Image: 24 WPO

New Zealand Approves Gay Marriage

New Zealand Approves Gay MarriageNew Zealand’s parliament has legalised same-sex marriage, the first country in the Asia-Pacific region to do so. Lawmakers approved the bill, amending the 1955 marriage act, despite opposition from Christian lobby groups. The bill was passed with a wide majority, with 77 votes in favour and 44 against.

‘More divided’

Some opinion polls have suggested that about two-thirds of New Zealanders support the reform, although others polls suggest the public are more divided.

Parliamentarians were allowed a conscience vote, and, crucially, the reform had the backing of both the Prime Minister John Key and leader of the opposition David Shearer, the BBC’s Phil Mercer in Sydney reports.


‘Traditional concept of marriage’

Same-sex civil unions have been legal in New Zealand since 2005. However, Conservative Party leader Colin Craig said there were many people who disagreed with the bill. Bob McCoskrie, founder of the lobby group Family First, said the bill undermined the traditional concept of marriage.

New Zealand becomes the 13th country to legalise same-sex marriage. Other countries include the Netherlands, Belgium, Spain, Canada, South Africa, Argentina and Uruguay. No other country in the Asia-Pacific region allows gay marriage.
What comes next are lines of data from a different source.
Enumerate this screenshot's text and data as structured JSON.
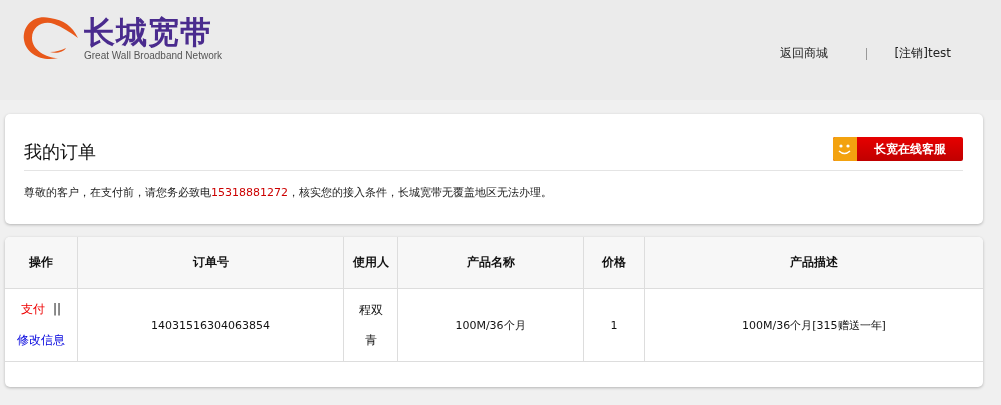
{
  "header": {
    "logo": {
      "name": "长城宽带",
      "tagline": "Great Wall Broadband Network"
    },
    "nav": [
      {
        "label": "返回商城"
      },
      {
        "label": "[注销]test"
      }
    ]
  },
  "orders_panel": {
    "title": "我的订单",
    "service_button": "长宽在线客服",
    "notice": {
      "before": "尊敬的客户，在支付前，请您务必致电",
      "phone": "15318881272",
      "after": "，核实您的接入条件，长城宽带无覆盖地区无法办理。"
    }
  },
  "table": {
    "columns": [
      "操作",
      "订单号",
      "使用人",
      "产品名称",
      "价格",
      "产品描述"
    ],
    "rows": [
      {
        "cells": [
          {
            "kind": "actions",
            "actions": [
              {
                "kind": "pay",
                "label": "支付"
              },
              {
                "kind": "separator",
                "label": "||"
              },
              {
                "kind": "edit",
                "label": "修改信息"
              }
            ]
          },
          {
            "kind": "text",
            "text": "14031516304063854"
          },
          {
            "kind": "text",
            "text": "程双青"
          },
          {
            "kind": "text",
            "text": "100M/36个月"
          },
          {
            "kind": "text",
            "text": "1"
          },
          {
            "kind": "text",
            "text": "100M/36个月[315赠送一年]"
          }
        ]
      }
    ]
  }
}
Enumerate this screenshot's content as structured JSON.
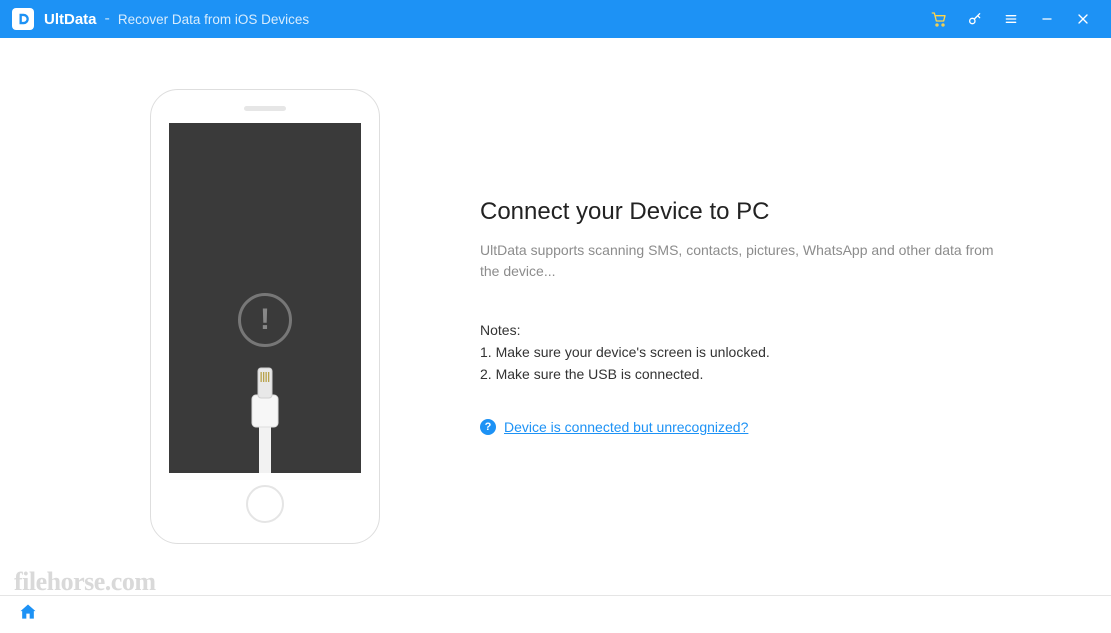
{
  "titlebar": {
    "app_name": "UltData",
    "separator": "-",
    "subtitle": "Recover Data from iOS Devices"
  },
  "main": {
    "heading": "Connect your Device to PC",
    "description": "UltData supports scanning SMS, contacts, pictures, WhatsApp and other data from the device...",
    "notes_title": "Notes:",
    "note1": "1. Make sure your device's screen is unlocked.",
    "note2": "2. Make sure the USB is connected.",
    "help_link_text": "Device is connected but unrecognized?"
  },
  "phone": {
    "alert_glyph": "!"
  },
  "watermark": "filehorse.com"
}
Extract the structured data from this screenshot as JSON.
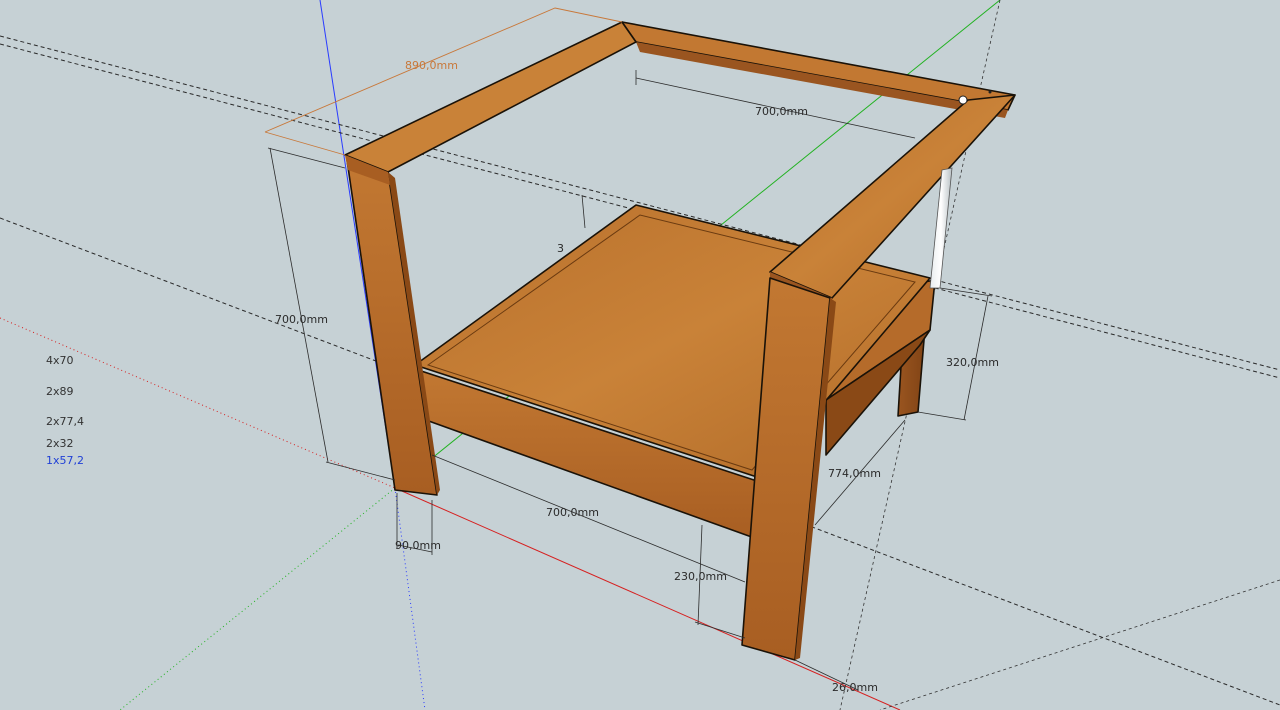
{
  "model": {
    "dimensions": {
      "top_width": "890,0mm",
      "top_depth": "700,0mm",
      "height": "700,0mm",
      "side_height": "320,0mm",
      "depth": "774,0mm",
      "front_width": "700,0mm",
      "leg_width": "90,0mm",
      "clearance": "230,0mm",
      "offset": "26,0mm",
      "partial_label": "3"
    },
    "part_list": [
      {
        "label": "4x70",
        "color": "#333333"
      },
      {
        "label": "2x89",
        "color": "#333333"
      },
      {
        "label": "2x77,4",
        "color": "#333333"
      },
      {
        "label": "2x32",
        "color": "#333333"
      },
      {
        "label": "1x57,2",
        "color": "#1f3fd6"
      }
    ]
  },
  "colors": {
    "background": "#c6d1d5",
    "axis_red": "#d62020",
    "axis_green": "#22b222",
    "axis_blue": "#2a3cff",
    "wood_light": "#c27832",
    "wood_mid": "#a85e22",
    "wood_dark": "#8a4916",
    "selected_dimension": "#c8783a"
  }
}
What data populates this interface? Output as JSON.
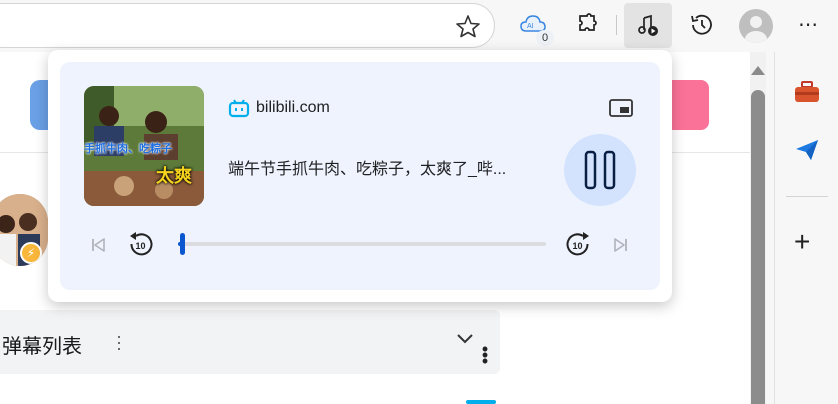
{
  "toolbar": {
    "favorite_icon": "star-outline-icon",
    "ai_extension_badge": "0",
    "extensions_icon": "puzzle-icon",
    "media_control_icon": "music-note-play-icon",
    "history_icon": "history-clock-icon",
    "profile_icon": "avatar-icon",
    "more_label": "⋯"
  },
  "media_popup": {
    "site_icon": "bilibili-tv-icon",
    "site_name": "bilibili.com",
    "track_title": "端午节手抓牛肉、吃粽子，太爽了_哔...",
    "thumbnail_caption": "手抓牛肉、吃粽子",
    "thumbnail_tag": "太爽",
    "pip_icon": "picture-in-picture-icon",
    "play_state": "playing",
    "pause_icon": "pause-icon",
    "previous_icon": "skip-previous-icon",
    "rewind_label": "10",
    "forward_label": "10",
    "next_icon": "skip-next-icon",
    "progress": 0.01,
    "accent_color": "#0b57d0",
    "play_button_bg": "#d3e3fd"
  },
  "page": {
    "danmaku_list_label": "弹幕列表",
    "danmaku_menu_icon": "vertical-dots-icon",
    "danmaku_expand_icon": "chevron-down-icon",
    "overflow_icon": "vertical-dots-icon",
    "brand_pink": "#fb7299"
  },
  "side_panel": {
    "tools_icon": "toolbox-icon",
    "send_icon": "paper-plane-icon",
    "add_label": "+"
  }
}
Are you in favor of same-sex marriage? Why or why not? Feel free to voice out your opinions and justify your vote via the comment box below!

Source: BBC News

Image: Channel News Asia